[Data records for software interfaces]
↓↓↓

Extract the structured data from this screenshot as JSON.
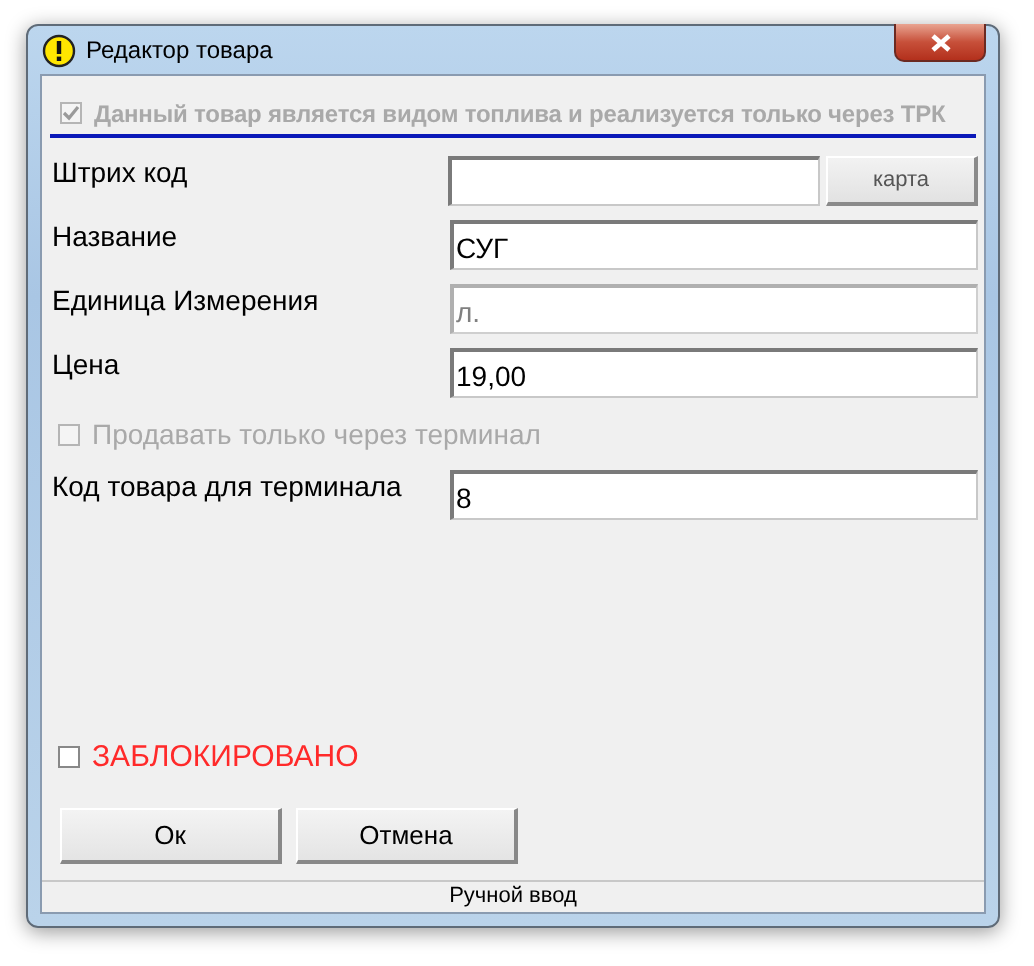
{
  "window": {
    "title": "Редактор товара"
  },
  "fuel_checkbox": {
    "label": "Данный товар является видом топлива и реализуется только через ТРК",
    "checked": true,
    "disabled": true
  },
  "rows": [
    {
      "kind": "field",
      "label": "Штрих код",
      "button": "карта"
    },
    {
      "kind": "field",
      "label": "Название",
      "value": "СУГ"
    },
    {
      "kind": "field",
      "label": "Единица Измерения",
      "value": "л.",
      "disabled": true
    },
    {
      "kind": "field",
      "label": "Цена",
      "value": "19,00"
    },
    {
      "kind": "checkbox",
      "label": "Продавать только через терминал",
      "checked": false,
      "disabled": true
    },
    {
      "kind": "field",
      "label": "Код товара для терминала",
      "value": "8"
    }
  ],
  "blocked_checkbox": {
    "label": "ЗАБЛОКИРОВАНО",
    "checked": false
  },
  "buttons": [
    "Ок",
    "Отмена"
  ],
  "status_bar": "Ручной ввод"
}
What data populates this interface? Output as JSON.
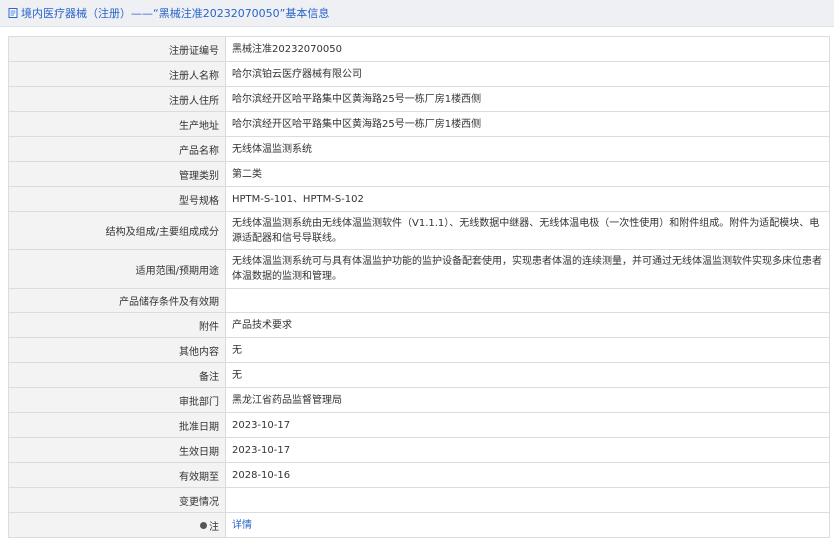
{
  "header": {
    "title": "境内医疗器械（注册）——“黑械注准20232070050”基本信息"
  },
  "rows": [
    {
      "label": "注册证编号",
      "value": "黑械注准20232070050"
    },
    {
      "label": "注册人名称",
      "value": "哈尔滨铂云医疗器械有限公司"
    },
    {
      "label": "注册人住所",
      "value": "哈尔滨经开区哈平路集中区黄海路25号一栋厂房1楼西侧"
    },
    {
      "label": "生产地址",
      "value": "哈尔滨经开区哈平路集中区黄海路25号一栋厂房1楼西侧"
    },
    {
      "label": "产品名称",
      "value": "无线体温监测系统"
    },
    {
      "label": "管理类别",
      "value": "第二类"
    },
    {
      "label": "型号规格",
      "value": "HPTM-S-101、HPTM-S-102"
    },
    {
      "label": "结构及组成/主要组成成分",
      "value": "无线体温监测系统由无线体温监测软件（V1.1.1）、无线数据中继器、无线体温电极（一次性使用）和附件组成。附件为适配模块、电源适配器和信号导联线。"
    },
    {
      "label": "适用范围/预期用途",
      "value": "无线体温监测系统可与具有体温监护功能的监护设备配套使用，实现患者体温的连续测量，并可通过无线体温监测软件实现多床位患者体温数据的监测和管理。"
    },
    {
      "label": "产品储存条件及有效期",
      "value": ""
    },
    {
      "label": "附件",
      "value": "产品技术要求"
    },
    {
      "label": "其他内容",
      "value": "无"
    },
    {
      "label": "备注",
      "value": "无"
    },
    {
      "label": "审批部门",
      "value": "黑龙江省药品监督管理局"
    },
    {
      "label": "批准日期",
      "value": "2023-10-17"
    },
    {
      "label": "生效日期",
      "value": "2023-10-17"
    },
    {
      "label": "有效期至",
      "value": "2028-10-16"
    },
    {
      "label": "变更情况",
      "value": ""
    },
    {
      "label": "注",
      "value": "详情",
      "icon": "pin-icon"
    }
  ]
}
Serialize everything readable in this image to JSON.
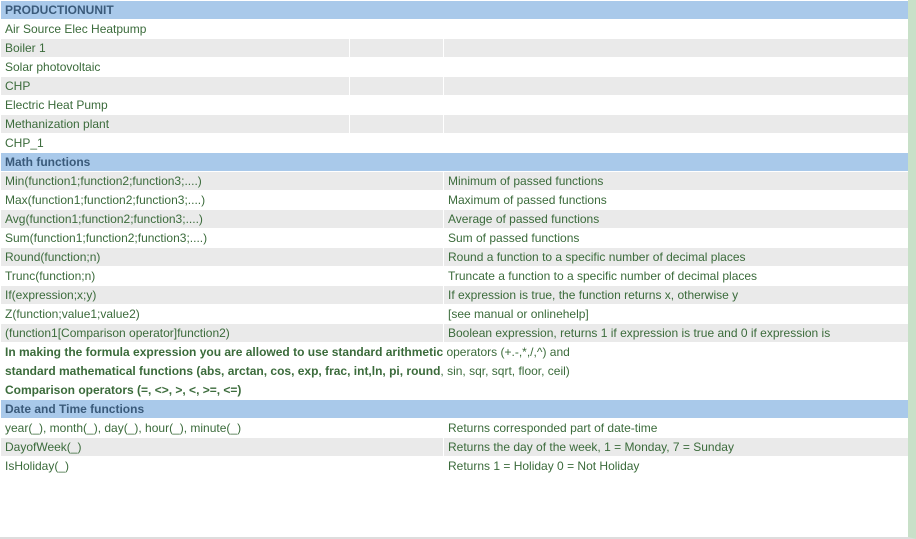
{
  "sections": {
    "productionunit": {
      "title": "PRODUCTIONUNIT",
      "rows": [
        "Air Source Elec Heatpump",
        "Boiler 1",
        "Solar photovoltaic",
        "CHP",
        "Electric Heat Pump",
        "Methanization plant",
        "CHP_1"
      ]
    },
    "math": {
      "title": "Math functions",
      "rows": [
        {
          "fn": "Min(function1;function2;function3;....)",
          "desc": "Minimum of passed functions"
        },
        {
          "fn": "Max(function1;function2;function3;....)",
          "desc": "Maximum of passed functions"
        },
        {
          "fn": "Avg(function1;function2;function3;....)",
          "desc": "Average of passed functions"
        },
        {
          "fn": "Sum(function1;function2;function3;....)",
          "desc": "Sum of passed functions"
        },
        {
          "fn": "Round(function;n)",
          "desc": "Round a function to a specific number of decimal places"
        },
        {
          "fn": "Trunc(function;n)",
          "desc": "Truncate a function to a specific number of decimal places"
        },
        {
          "fn": "If(expression;x;y)",
          "desc": "If expression is true, the function returns x, otherwise y"
        },
        {
          "fn": "Z(function;value1;value2)",
          "desc": "[see manual or onlinehelp]"
        },
        {
          "fn": "(function1[Comparison operator]function2)",
          "desc": "Boolean expression, returns 1 if expression is true and 0 if expression is"
        }
      ]
    },
    "notes": {
      "line1a": "In making the formula expression you are allowed to use standard arithmetic",
      "line1b": " operators (+.-,*,/,^) and",
      "line2a": "standard mathematical functions (abs, arctan, cos, exp, frac, int,ln, pi, round",
      "line2b": ", sin, sqr, sqrt, floor, ceil)",
      "line3": "Comparison operators (=, <>, >, <, >=, <=)"
    },
    "datetime": {
      "title": "Date and Time functions",
      "rows": [
        {
          "fn": "year(_), month(_), day(_), hour(_), minute(_)",
          "desc": "Returns corresponded part of date-time"
        },
        {
          "fn": "DayofWeek(_)",
          "desc": "Returns the day of the week, 1 = Monday, 7 = Sunday"
        },
        {
          "fn": "IsHoliday(_)",
          "desc": "Returns 1 = Holiday 0 = Not Holiday"
        }
      ]
    }
  }
}
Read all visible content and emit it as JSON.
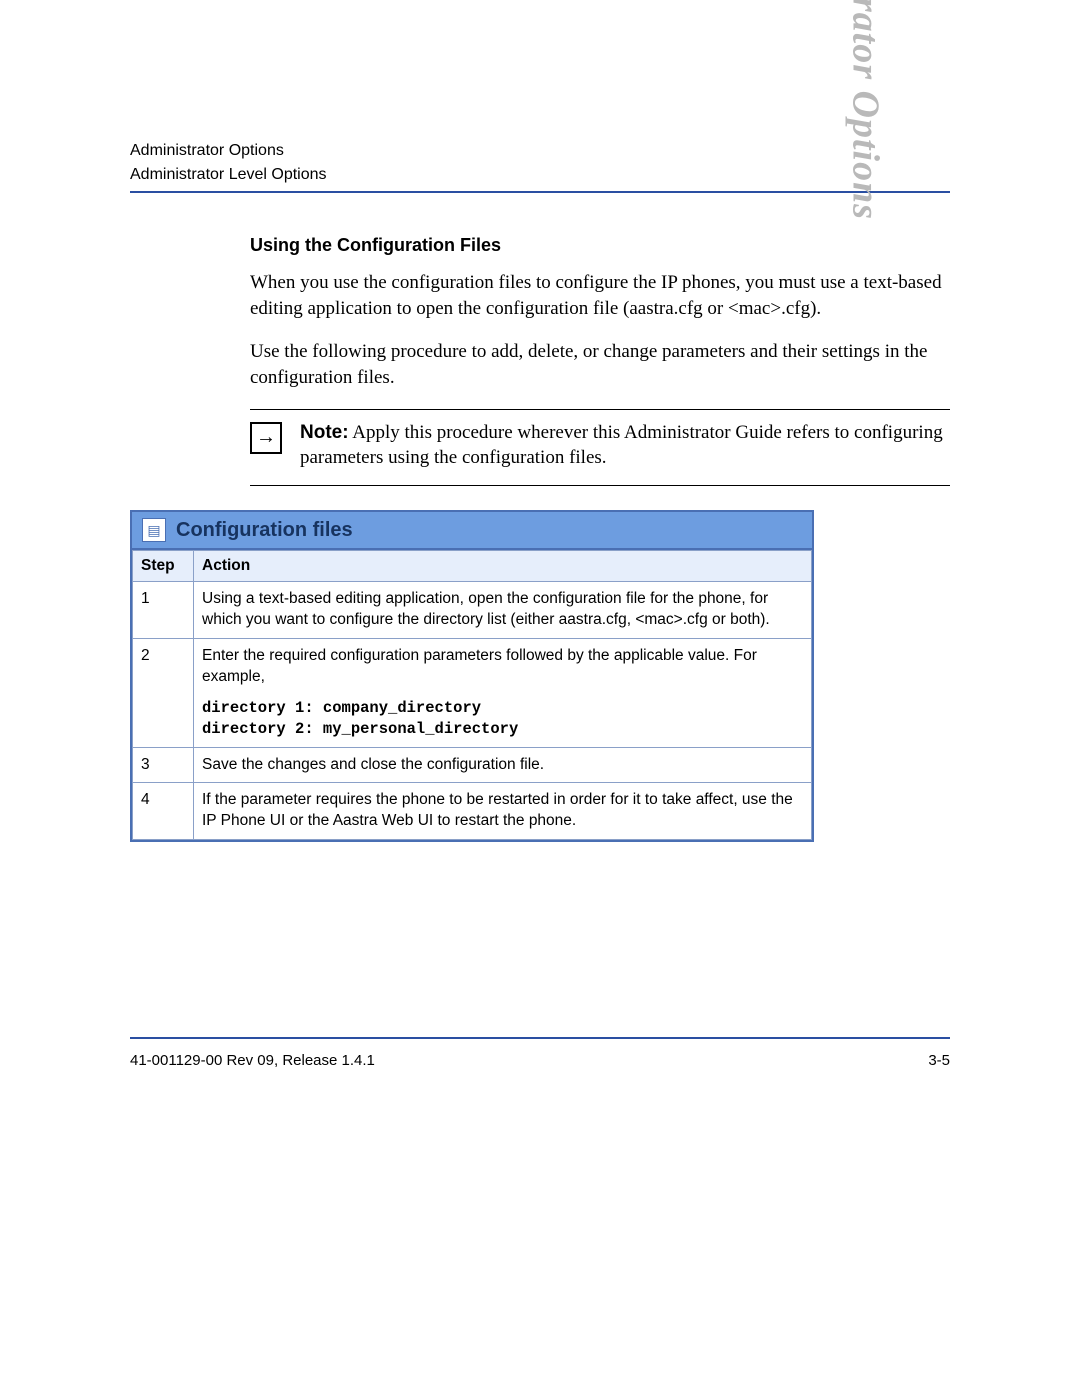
{
  "header": {
    "line1": "Administrator Options",
    "line2": "Administrator Level Options"
  },
  "side_label": "Administrator Options",
  "section": {
    "title": "Using the Configuration Files",
    "para1": "When you use the configuration files to configure the IP phones, you must use a text-based editing application to open the configuration file (aastra.cfg or <mac>.cfg).",
    "para2": "Use the following procedure to add, delete, or change parameters and their settings in the configuration files."
  },
  "note": {
    "label": "Note:",
    "text": " Apply this procedure wherever this Administrator Guide refers to configuring parameters using the configuration files."
  },
  "proc": {
    "title": "Configuration files",
    "headers": {
      "step": "Step",
      "action": "Action"
    },
    "rows": [
      {
        "step": "1",
        "action": "Using a text-based editing application, open the configuration file for the phone, for which you want to configure the directory list (either aastra.cfg, <mac>.cfg or both)."
      },
      {
        "step": "2",
        "action": "Enter the required configuration parameters followed by the applicable value. For example,",
        "code": "directory 1: company_directory\ndirectory 2: my_personal_directory"
      },
      {
        "step": "3",
        "action": "Save the changes and close the configuration file."
      },
      {
        "step": "4",
        "action": "If the parameter requires the phone to be restarted in order for it to take affect, use the IP Phone UI or the Aastra Web UI to restart the phone."
      }
    ]
  },
  "footer": {
    "left": "41-001129-00 Rev 09, Release 1.4.1",
    "right": "3-5"
  }
}
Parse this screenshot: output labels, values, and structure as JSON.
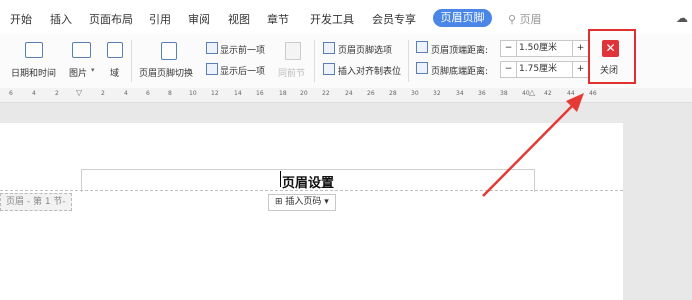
{
  "menu": {
    "items": [
      "开始",
      "插入",
      "页面布局",
      "引用",
      "审阅",
      "视图",
      "章节",
      "开发工具",
      "会员专享"
    ],
    "active_tab": "页眉页脚",
    "search_label": "页眉"
  },
  "toolbar": {
    "date_time": "日期和时间",
    "picture": "图片",
    "field": "域",
    "switch": "页眉页脚切换",
    "show_prev": "显示前一项",
    "show_next": "显示后一项",
    "same_as_prev": "同前节",
    "hf_options": "页眉页脚选项",
    "insert_align_tab": "插入对齐制表位",
    "top_distance_label": "页眉顶端距离:",
    "top_distance_value": "1.50厘米",
    "bottom_distance_label": "页脚底端距离:",
    "bottom_distance_value": "1.75厘米",
    "minus": "−",
    "plus": "+",
    "close": "关闭",
    "close_icon": "✕"
  },
  "ruler": {
    "ticks": [
      "6",
      "4",
      "2",
      "2",
      "4",
      "6",
      "8",
      "10",
      "12",
      "14",
      "16",
      "18",
      "20",
      "22",
      "24",
      "26",
      "28",
      "30",
      "32",
      "34",
      "36",
      "38",
      "40",
      "42",
      "44",
      "46"
    ]
  },
  "document": {
    "header_text": "页眉设置",
    "header_label": "页眉 - 第 1 节-",
    "insert_page_number": "插入页码"
  },
  "colors": {
    "accent": "#4a86e8",
    "highlight": "#e03030"
  }
}
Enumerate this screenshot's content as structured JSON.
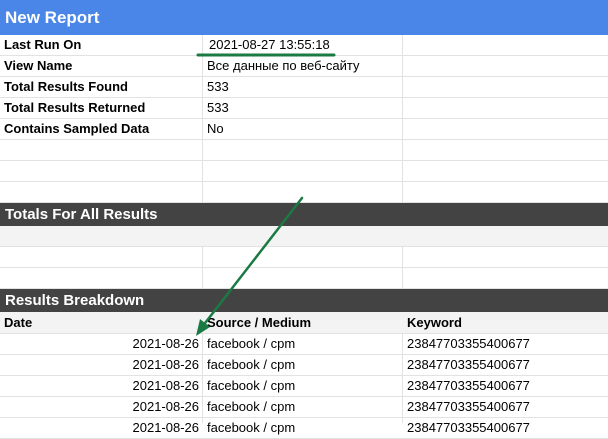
{
  "report": {
    "title": "New Report"
  },
  "meta": [
    {
      "label": "Last Run On",
      "value": "2021-08-27 13:55:18"
    },
    {
      "label": "View Name",
      "value": "Все данные по веб-сайту"
    },
    {
      "label": "Total Results Found",
      "value": "533"
    },
    {
      "label": "Total Results Returned",
      "value": "533"
    },
    {
      "label": "Contains Sampled Data",
      "value": "No"
    }
  ],
  "totals": {
    "title": "Totals For All Results"
  },
  "breakdown": {
    "title": "Results Breakdown",
    "headers": [
      "Date",
      "Source / Medium",
      "Keyword"
    ],
    "rows": [
      {
        "date": "2021-08-26",
        "source": "facebook / cpm",
        "keyword": "23847703355400677"
      },
      {
        "date": "2021-08-26",
        "source": "facebook / cpm",
        "keyword": "23847703355400677"
      },
      {
        "date": "2021-08-26",
        "source": "facebook / cpm",
        "keyword": "23847703355400677"
      },
      {
        "date": "2021-08-26",
        "source": "facebook / cpm",
        "keyword": "23847703355400677"
      },
      {
        "date": "2021-08-26",
        "source": "facebook / cpm",
        "keyword": "23847703355400677"
      }
    ]
  },
  "colors": {
    "title_bar": "#4a86e8",
    "section_bar": "#434343",
    "annotation": "#1b7a43"
  }
}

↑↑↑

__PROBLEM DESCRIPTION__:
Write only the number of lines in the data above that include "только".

__WRITTEN ANSWER__:
2